Recorded data section start

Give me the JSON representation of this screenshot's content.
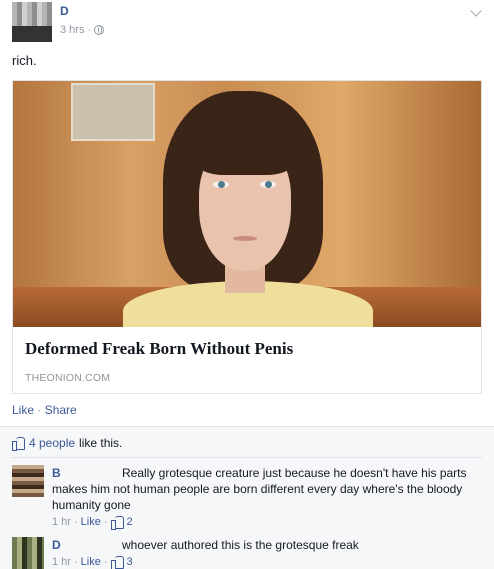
{
  "post": {
    "author": "D",
    "time": "3 hrs",
    "separator": "·",
    "text": "rich."
  },
  "link_card": {
    "title": "Deformed Freak Born Without Penis",
    "domain": "THEONION.COM"
  },
  "actions": {
    "like": "Like",
    "separator": "·",
    "share": "Share"
  },
  "likes": {
    "count": "4 people",
    "suffix": "like this."
  },
  "comments": [
    {
      "author": "B",
      "text": "Really grotesque creature just because he doesn't have his parts makes him not human people are born different every day where's the bloody humanity gone",
      "time": "1 hr",
      "like": "Like",
      "likes": "2"
    },
    {
      "author": "D",
      "text": "whoever authored this is the grotesque freak",
      "time": "1 hr",
      "like": "Like",
      "likes": "3"
    }
  ],
  "icons": {
    "audience": "globe-icon",
    "options": "chevron-down-icon",
    "like": "thumbs-up-icon"
  },
  "colors": {
    "link": "#3b5998",
    "meta": "#9197a3",
    "ufi_background": "#f6f7f9"
  }
}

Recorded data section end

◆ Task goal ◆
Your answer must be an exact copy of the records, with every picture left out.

◆ Expected answer ◆
Give me the JSON representation of this screenshot's content.
{
  "post": {
    "author": "D",
    "time": "3 hrs",
    "separator": "·",
    "text": "rich."
  },
  "link_card": {
    "title": "Deformed Freak Born Without Penis",
    "domain": "THEONION.COM"
  },
  "actions": {
    "like": "Like",
    "separator": "·",
    "share": "Share"
  },
  "likes": {
    "count": "4 people",
    "suffix": "like this."
  },
  "comments": [
    {
      "author": "B",
      "text": "Really grotesque creature just because he doesn't have his parts makes him not human people are born different every day where's the bloody humanity gone",
      "time": "1 hr",
      "like": "Like",
      "likes": "2"
    },
    {
      "author": "D",
      "text": "whoever authored this is the grotesque freak",
      "time": "1 hr",
      "like": "Like",
      "likes": "3"
    }
  ],
  "icons": {
    "audience": "globe-icon",
    "options": "chevron-down-icon",
    "like": "thumbs-up-icon"
  },
  "colors": {
    "link": "#3b5998",
    "meta": "#9197a3",
    "ufi_background": "#f6f7f9"
  }
}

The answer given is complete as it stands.